WINTER SOLSTICE time to celebrate the return of the SUN!

Image: Photo on day of winter solstice
Today the sun crossed the sky at its lowest trajectory as seen from the Northern Hemisphere, and so its apparent trek from rising to setting will be quick. Result: the shortest day of the year and the longest night.

On the bright side, starting Tomorrow the days will begin getting longer.

Where most of us live in the mid-latitudes, daylight ranges from about 15 hours around the summer solstice (when the Northern Hemisphere is tilted toward the sun) to around 9 hours close to the winter solstice. The opposite happens in the Southern Hemisphere, and as such, summer gets its official start there this week.

With less sunlight hitting us, temperatures drop. However, the Earth is actually closer to the sun during winter in the Northern Hemisphere. It's the tilt that gets us.

And in fact the coldest days of the year are yet to come. Though the days will get longer during January, Northern Hemisphere oceans continue to cool in the relative lack of sunlight, and ocean temperatures drive much of the weather on the continents. READ MORE

Top 10 Amazing Moon Facts


No 'Dark Side'

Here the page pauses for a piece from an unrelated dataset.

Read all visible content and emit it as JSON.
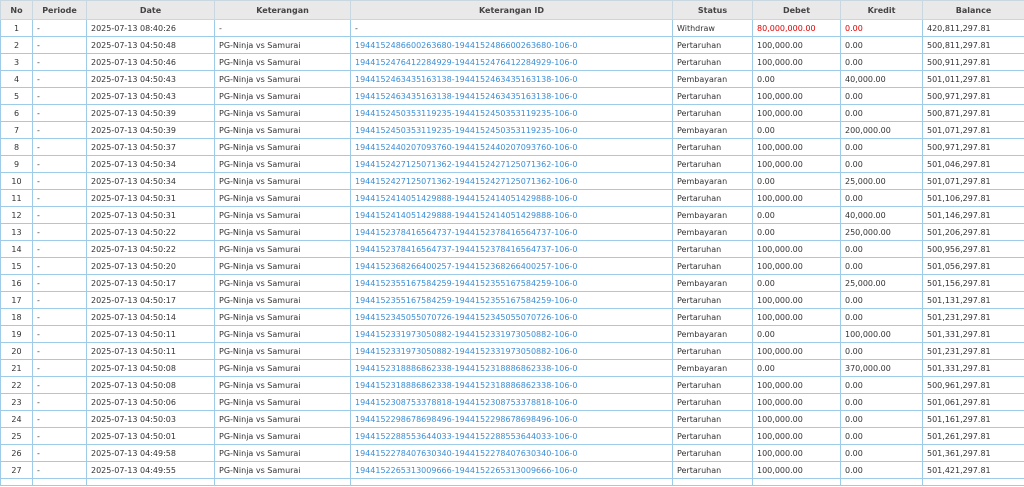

Contrary to what you might have heard, there is no "dark side" of the moon. There is, however, a "far side" that we can't see from Earth. Here's why:

Long ago, the Earth's gravitational effects slowed the moon's rotation about its axis. Once the moon's rotation slowed enough to match its orbital period (the time it takes the moon to go around Earth) the effect stabilized.

So the moon goes around the Earth once and spins on its axis once, all in the same amount of time, and it shows us just one face the whole time.

image: [ Pagans celebrate the winter solstice, on December 21 ]
Pagans celebrate the winter solstice, on December 21st
Christmas pagan? Do the celebration of December 25th, the Christmas tree, the giving of gifts and other Christmas traditions all have their root in the pagan mystery religions of the ancient? Or is all of this stuff about a "pagan Christmas" just a bunch of nonsense?

The celebration of the birth of commercialism..
A holiday that originally was supposed to be for the birth of Christ.
When the Catholics/ Christians took over the pagan peoples, they replaced their holiday with their own Birth of the Son, (as in of God) to make the transition to Christianity's traditions easier. The idea of Santa Claus and his reindeer was created in the 1800s, and is loosely based on St. Nicholas, who gave random presents to people. The idea of a christmas tree dates back to German celebrations of Christmas thousands of years ago. They used an evergreen tree to symbolize life and hope in dark times, and hung apples on it.
A celebration of humanity dating back thousands of years. It originated as a pagan celebration of the birth of the Sun, as it was celebrated on the winter equinox, and after that point, days got longer.


Grellan said...

Saw the lunar eclipse this morning - beautiful.


Lucky, we had cloud cover, oh well can see it again in 300 years time :]